The key benefits of working remotely are clear to all of us. Not having to commute into an office every day frees us up to get more sleep, spend more time with family & get in regular work-outs in. And left alone most of the day – separate from attending a lot of ZOOM calls – we can focus on our work & be more productive.
While all this sounds great, there are some hidden downsides of working remotely that are essential for workers & managers alike to understand. And much of them have to do with the science which shows human beings are hard-wired to thrive by connecting frequently with other people face-to-face. And that means the loss of true connection we get during the 8-10 hours we work alone each day has the potential to do us long term harm.
Our guest for this episode is Jon Levy. He’s a behavioral scientist whose new book, “You’re Invited: The Art and Science of Cultivating Relationships” is a New York Times, Wall Street Journal & USA Today bestseller.

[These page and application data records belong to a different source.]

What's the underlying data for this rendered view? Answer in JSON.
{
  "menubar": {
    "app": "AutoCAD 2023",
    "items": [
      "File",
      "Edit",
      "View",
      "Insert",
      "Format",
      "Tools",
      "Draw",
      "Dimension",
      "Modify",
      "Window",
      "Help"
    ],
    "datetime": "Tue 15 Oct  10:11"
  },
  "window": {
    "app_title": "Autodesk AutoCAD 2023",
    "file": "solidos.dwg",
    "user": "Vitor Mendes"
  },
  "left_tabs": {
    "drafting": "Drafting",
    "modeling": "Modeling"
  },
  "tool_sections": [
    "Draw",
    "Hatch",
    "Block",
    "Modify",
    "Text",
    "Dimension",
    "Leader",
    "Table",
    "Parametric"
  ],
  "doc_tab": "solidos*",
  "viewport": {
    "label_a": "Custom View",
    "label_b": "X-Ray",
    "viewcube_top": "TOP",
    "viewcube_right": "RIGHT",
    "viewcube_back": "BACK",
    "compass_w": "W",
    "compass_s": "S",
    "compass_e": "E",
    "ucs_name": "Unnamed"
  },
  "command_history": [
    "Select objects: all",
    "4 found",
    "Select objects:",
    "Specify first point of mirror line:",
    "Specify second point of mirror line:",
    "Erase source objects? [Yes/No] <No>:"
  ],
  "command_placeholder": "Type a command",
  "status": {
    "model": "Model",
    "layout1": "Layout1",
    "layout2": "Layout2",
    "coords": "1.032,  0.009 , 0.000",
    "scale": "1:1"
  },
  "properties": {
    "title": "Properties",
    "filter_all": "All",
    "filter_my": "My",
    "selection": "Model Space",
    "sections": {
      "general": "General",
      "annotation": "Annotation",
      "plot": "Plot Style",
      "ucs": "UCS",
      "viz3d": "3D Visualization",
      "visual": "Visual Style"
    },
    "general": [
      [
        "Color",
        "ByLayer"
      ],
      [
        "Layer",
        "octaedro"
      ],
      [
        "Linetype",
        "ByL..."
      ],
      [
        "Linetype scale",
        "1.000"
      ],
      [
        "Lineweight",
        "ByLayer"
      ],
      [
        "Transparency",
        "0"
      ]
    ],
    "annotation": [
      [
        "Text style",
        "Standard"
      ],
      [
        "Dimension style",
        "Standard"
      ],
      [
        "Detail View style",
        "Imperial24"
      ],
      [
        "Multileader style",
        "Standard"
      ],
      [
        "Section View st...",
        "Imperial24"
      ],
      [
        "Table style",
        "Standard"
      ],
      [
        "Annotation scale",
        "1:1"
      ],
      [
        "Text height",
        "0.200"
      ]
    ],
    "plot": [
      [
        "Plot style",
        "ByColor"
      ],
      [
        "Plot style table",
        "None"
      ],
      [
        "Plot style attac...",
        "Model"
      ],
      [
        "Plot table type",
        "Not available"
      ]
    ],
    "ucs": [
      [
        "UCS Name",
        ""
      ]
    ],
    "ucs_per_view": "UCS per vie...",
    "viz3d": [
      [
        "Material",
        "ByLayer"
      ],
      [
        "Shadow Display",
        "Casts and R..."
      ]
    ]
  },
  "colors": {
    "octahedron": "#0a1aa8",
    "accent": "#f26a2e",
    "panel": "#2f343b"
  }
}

Brigham Young research has found that the most important predictor of living a long life is “social integration” – meaning how many people we connect with every day. And a brand-new University of Chicago study confirms it’s the routine interactions we have with many people, including with our work colleagues, the dry cleaner, people at yoga class, etcetera that contribute to human well-being. The interesting conclusion is that people who have frequent interactions with others throughout the day – even when these experiences are especially brief or inconsequential – experience far less depression & better mental health.
As you’ll hear Jon say in this episode, the “great super power” for people working on remote teams is the sense that they belong & matter personally. Consequently, it’s absolutely essential that workplace managers are intentional is fostering that “belonging.” And much of the discussion features highly informed ways of accomplishing this.
Another great challenge of working remotely is our compromised ability to build meaningful connections with people when we see them less frequently or not at all. And Jon has unique perspective on how we might achieve this both personally & professionally. He’s famous for creating what he calls “influencer dinners.” As part of an unusual social experiment, he began inviting people from widely disparate backgrounds to his home for dinners. But the twist was that those whom he invited did all the cooking – & they didn’t learn anyone else’s identity or occupation until they sat down to eat. And the goal of these gatherings, was not to network, but to build meaningful & lasting relationships
We cover a lot of ground in this episode & the insight you’ll hear will prove invaluable especially if you dream of working remotely most of the time or manage a remote working team.